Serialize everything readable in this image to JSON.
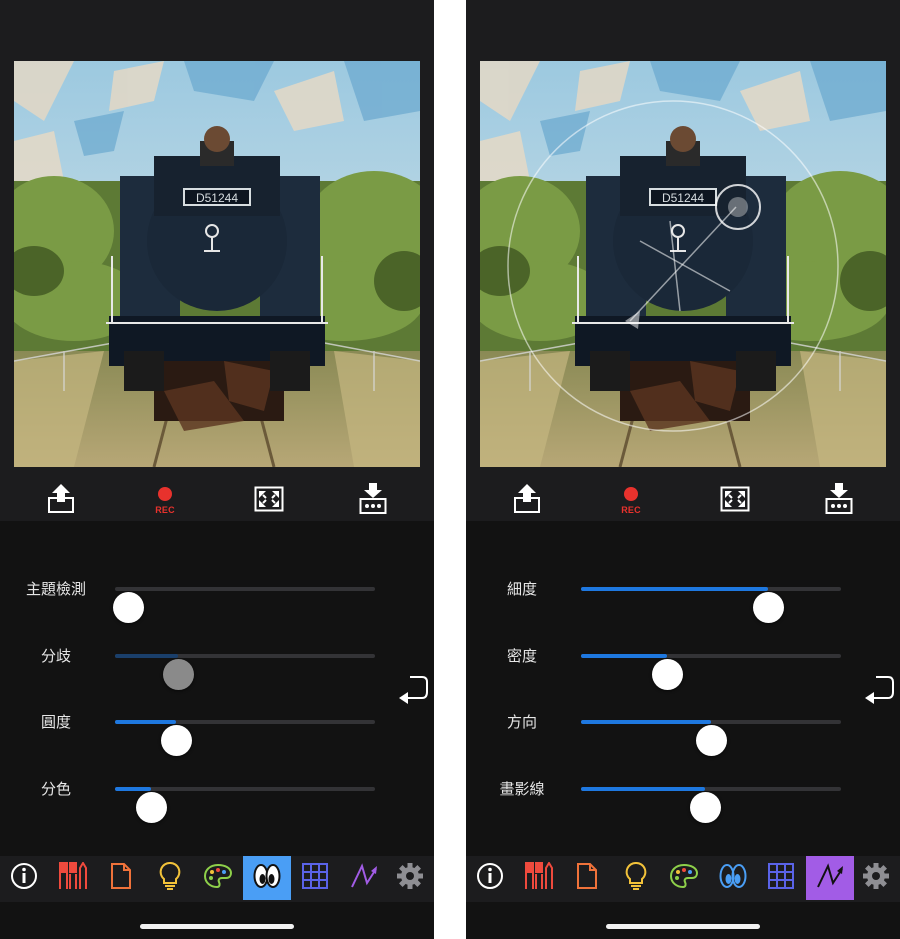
{
  "colors": {
    "accent_blue": "#1e78e0",
    "active_tab_blue": "#4a9ef5",
    "active_tab_purple": "#a25ce6",
    "rec_red": "#e8322d",
    "background": "#121212",
    "panel": "#1c1c1e"
  },
  "left_screen": {
    "toolbar": {
      "share_icon": "share-icon",
      "rec_label": "REC",
      "fullscreen_icon": "fullscreen-icon",
      "save_icon": "save-icon"
    },
    "sliders": [
      {
        "label": "主題檢測",
        "value": 0.05,
        "style": "knob-only"
      },
      {
        "label": "分歧",
        "value": 0.25,
        "style": "disabled"
      },
      {
        "label": "圓度",
        "value": 0.235,
        "style": "normal"
      },
      {
        "label": "分色",
        "value": 0.14,
        "style": "normal"
      }
    ],
    "undo_icon": "undo-icon",
    "active_tab": "eyes"
  },
  "right_screen": {
    "toolbar": {
      "share_icon": "share-icon",
      "rec_label": "REC",
      "fullscreen_icon": "fullscreen-icon",
      "save_icon": "save-icon"
    },
    "sliders": [
      {
        "label": "細度",
        "value": 0.72,
        "style": "normal"
      },
      {
        "label": "密度",
        "value": 0.33,
        "style": "normal"
      },
      {
        "label": "方向",
        "value": 0.5,
        "style": "normal"
      },
      {
        "label": "畫影線",
        "value": 0.475,
        "style": "normal"
      }
    ],
    "undo_icon": "undo-icon",
    "active_tab": "stroke"
  },
  "tabs": [
    {
      "id": "info",
      "icon": "info-icon"
    },
    {
      "id": "brushes",
      "icon": "brushes-icon"
    },
    {
      "id": "document",
      "icon": "document-icon"
    },
    {
      "id": "lightbulb",
      "icon": "lightbulb-icon"
    },
    {
      "id": "palette",
      "icon": "palette-icon"
    },
    {
      "id": "eyes",
      "icon": "eyes-icon"
    },
    {
      "id": "grid",
      "icon": "grid-icon"
    },
    {
      "id": "stroke",
      "icon": "stroke-direction-icon"
    },
    {
      "id": "settings",
      "icon": "gear-icon"
    }
  ]
}
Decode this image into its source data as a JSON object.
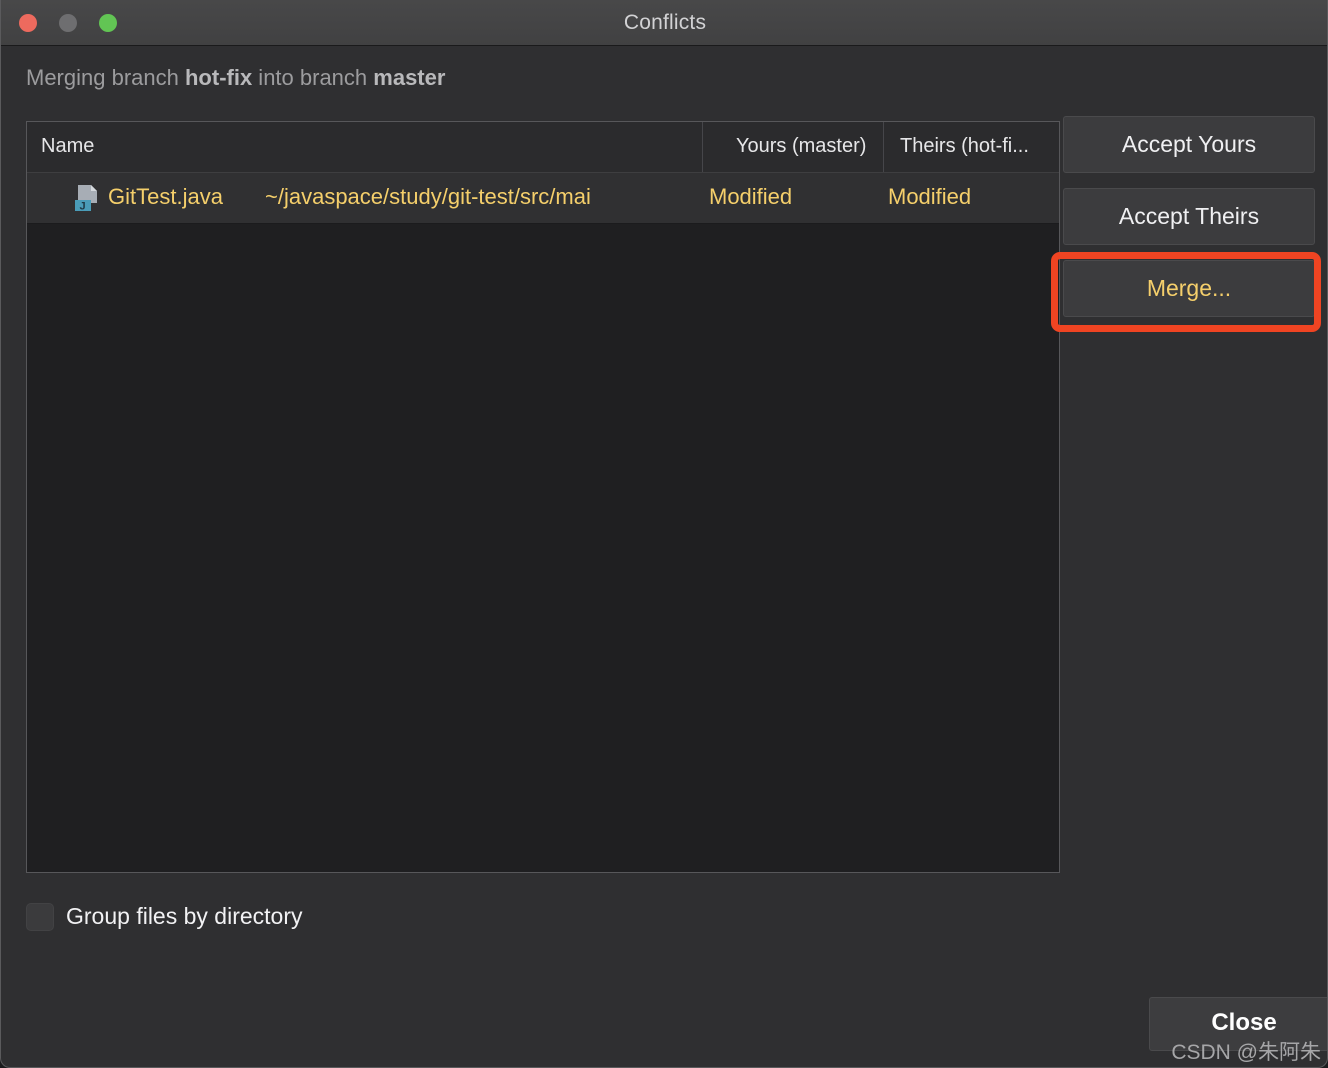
{
  "window": {
    "title": "Conflicts",
    "traffic_lights": [
      "close",
      "minimize",
      "maximize"
    ]
  },
  "subtitle": {
    "prefix": "Merging branch ",
    "source_branch": "hot-fix",
    "middle": " into branch ",
    "target_branch": "master"
  },
  "table": {
    "columns": [
      {
        "key": "name",
        "label": "Name"
      },
      {
        "key": "yours",
        "label": "Yours (master)"
      },
      {
        "key": "theirs",
        "label": "Theirs (hot-fi..."
      }
    ],
    "rows": [
      {
        "icon": "java-file-icon",
        "filename": "GitTest.java",
        "filepath": "~/javaspace/study/git-test/src/mai",
        "yours": "Modified",
        "theirs": "Modified",
        "selected": true
      }
    ]
  },
  "actions": {
    "accept_yours_label": "Accept Yours",
    "accept_theirs_label": "Accept Theirs",
    "merge_label": "Merge...",
    "close_label": "Close"
  },
  "options": {
    "group_files_label": "Group files by directory",
    "group_files_checked": false
  },
  "annotation": {
    "target": "merge-button",
    "color": "#f04422"
  },
  "watermark": {
    "text": "CSDN @朱阿朱"
  },
  "colors": {
    "window_bg": "#2f2f31",
    "titlebar_bg": "#454546",
    "list_bg": "#1f1f21",
    "row_selected_bg": "#303032",
    "accent_yellow": "#f5cf6b",
    "button_bg": "#3c3c3e",
    "highlight_red": "#f04422"
  }
}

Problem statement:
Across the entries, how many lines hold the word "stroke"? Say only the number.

Task response:
3